*EXERCISE DESCRIPTION*: All lines in the records below that hold "已关联合成" are to be shown.

[[ RECORDS open ]]

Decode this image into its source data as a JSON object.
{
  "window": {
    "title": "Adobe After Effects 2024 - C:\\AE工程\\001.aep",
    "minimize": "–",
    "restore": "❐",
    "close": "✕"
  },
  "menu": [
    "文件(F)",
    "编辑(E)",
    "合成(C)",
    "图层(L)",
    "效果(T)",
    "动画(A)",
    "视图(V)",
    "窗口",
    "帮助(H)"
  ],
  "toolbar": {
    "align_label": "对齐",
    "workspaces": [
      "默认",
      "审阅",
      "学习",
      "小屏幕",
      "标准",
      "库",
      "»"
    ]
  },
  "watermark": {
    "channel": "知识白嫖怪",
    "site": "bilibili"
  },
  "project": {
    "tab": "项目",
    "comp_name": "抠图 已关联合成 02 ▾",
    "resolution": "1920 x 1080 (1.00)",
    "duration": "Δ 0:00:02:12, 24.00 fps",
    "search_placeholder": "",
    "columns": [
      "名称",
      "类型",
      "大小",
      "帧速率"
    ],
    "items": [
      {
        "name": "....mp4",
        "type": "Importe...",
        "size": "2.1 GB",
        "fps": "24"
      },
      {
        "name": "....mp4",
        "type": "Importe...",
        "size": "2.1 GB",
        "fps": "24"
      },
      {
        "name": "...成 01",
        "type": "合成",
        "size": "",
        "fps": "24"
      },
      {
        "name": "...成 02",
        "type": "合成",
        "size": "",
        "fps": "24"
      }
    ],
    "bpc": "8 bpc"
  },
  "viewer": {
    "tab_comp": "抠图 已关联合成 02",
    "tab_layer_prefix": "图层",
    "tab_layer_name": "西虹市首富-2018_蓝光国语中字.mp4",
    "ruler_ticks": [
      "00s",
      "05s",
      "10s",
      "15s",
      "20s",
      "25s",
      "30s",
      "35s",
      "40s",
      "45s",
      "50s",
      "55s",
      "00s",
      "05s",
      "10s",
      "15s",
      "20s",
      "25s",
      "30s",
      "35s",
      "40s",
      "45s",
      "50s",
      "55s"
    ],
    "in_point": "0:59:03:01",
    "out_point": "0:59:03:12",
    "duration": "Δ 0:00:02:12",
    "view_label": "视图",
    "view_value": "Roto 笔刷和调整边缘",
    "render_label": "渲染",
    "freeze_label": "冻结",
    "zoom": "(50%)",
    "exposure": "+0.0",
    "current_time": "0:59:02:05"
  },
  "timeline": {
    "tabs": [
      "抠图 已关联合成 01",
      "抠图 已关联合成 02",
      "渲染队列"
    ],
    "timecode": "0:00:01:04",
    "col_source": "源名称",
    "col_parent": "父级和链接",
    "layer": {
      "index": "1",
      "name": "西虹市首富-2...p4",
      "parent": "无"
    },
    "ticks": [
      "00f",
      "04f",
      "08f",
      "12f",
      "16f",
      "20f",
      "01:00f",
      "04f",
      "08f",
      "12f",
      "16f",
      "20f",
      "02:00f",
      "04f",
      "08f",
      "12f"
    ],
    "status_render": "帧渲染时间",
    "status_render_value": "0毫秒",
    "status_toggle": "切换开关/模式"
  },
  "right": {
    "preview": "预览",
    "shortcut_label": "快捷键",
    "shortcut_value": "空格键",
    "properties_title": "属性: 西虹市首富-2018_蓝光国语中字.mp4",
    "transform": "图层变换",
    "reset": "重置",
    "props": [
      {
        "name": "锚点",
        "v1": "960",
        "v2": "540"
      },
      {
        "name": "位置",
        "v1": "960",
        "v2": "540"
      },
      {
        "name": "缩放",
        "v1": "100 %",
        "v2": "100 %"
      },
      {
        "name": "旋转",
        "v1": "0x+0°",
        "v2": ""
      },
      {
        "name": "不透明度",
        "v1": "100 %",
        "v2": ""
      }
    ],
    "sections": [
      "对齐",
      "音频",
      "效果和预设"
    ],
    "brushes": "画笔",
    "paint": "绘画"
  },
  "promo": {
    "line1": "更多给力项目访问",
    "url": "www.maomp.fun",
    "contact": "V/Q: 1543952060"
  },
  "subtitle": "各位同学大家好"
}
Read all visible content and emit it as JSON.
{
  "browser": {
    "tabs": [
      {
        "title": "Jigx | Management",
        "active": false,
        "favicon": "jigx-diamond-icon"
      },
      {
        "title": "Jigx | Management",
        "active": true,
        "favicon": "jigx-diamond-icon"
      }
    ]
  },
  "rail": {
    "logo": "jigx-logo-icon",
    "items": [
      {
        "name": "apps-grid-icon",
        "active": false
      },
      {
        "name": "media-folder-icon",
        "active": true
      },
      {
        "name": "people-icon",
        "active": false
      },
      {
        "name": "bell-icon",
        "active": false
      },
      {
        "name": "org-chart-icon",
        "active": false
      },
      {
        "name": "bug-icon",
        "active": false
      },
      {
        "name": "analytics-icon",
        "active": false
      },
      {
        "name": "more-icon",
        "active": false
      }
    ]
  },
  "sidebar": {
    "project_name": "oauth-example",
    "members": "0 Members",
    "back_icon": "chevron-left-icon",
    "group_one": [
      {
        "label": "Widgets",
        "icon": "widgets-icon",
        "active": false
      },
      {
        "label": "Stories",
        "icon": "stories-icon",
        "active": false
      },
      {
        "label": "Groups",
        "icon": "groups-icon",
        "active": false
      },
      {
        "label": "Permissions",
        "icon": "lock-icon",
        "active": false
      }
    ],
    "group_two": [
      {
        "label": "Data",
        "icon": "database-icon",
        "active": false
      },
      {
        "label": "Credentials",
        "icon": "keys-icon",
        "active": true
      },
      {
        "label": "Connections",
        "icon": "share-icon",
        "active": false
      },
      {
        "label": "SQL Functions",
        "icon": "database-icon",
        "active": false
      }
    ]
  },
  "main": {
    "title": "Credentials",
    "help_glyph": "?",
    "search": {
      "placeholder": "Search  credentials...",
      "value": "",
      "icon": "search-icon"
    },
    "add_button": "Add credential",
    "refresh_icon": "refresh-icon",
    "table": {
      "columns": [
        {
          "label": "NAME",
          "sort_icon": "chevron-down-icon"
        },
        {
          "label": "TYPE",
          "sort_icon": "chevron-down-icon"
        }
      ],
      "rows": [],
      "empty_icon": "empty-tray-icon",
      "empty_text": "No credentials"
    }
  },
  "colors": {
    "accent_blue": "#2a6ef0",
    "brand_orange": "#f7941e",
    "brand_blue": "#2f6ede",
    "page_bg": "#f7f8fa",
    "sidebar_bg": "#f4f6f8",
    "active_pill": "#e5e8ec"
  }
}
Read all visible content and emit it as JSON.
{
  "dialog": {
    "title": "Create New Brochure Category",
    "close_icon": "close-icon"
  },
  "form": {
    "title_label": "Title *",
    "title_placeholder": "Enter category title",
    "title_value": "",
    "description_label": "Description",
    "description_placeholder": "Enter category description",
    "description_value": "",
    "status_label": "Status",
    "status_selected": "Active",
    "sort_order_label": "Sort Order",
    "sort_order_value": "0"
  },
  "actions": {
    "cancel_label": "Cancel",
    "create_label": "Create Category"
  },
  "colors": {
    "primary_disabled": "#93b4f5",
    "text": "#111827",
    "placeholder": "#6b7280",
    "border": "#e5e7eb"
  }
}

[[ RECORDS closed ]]

*ANSWER BOX*:
    "comp_name": "抠图 已关联合成 02 ▾",
    "tab_comp": "抠图 已关联合成 02",
      "抠图 已关联合成 01",
      "抠图 已关联合成 02",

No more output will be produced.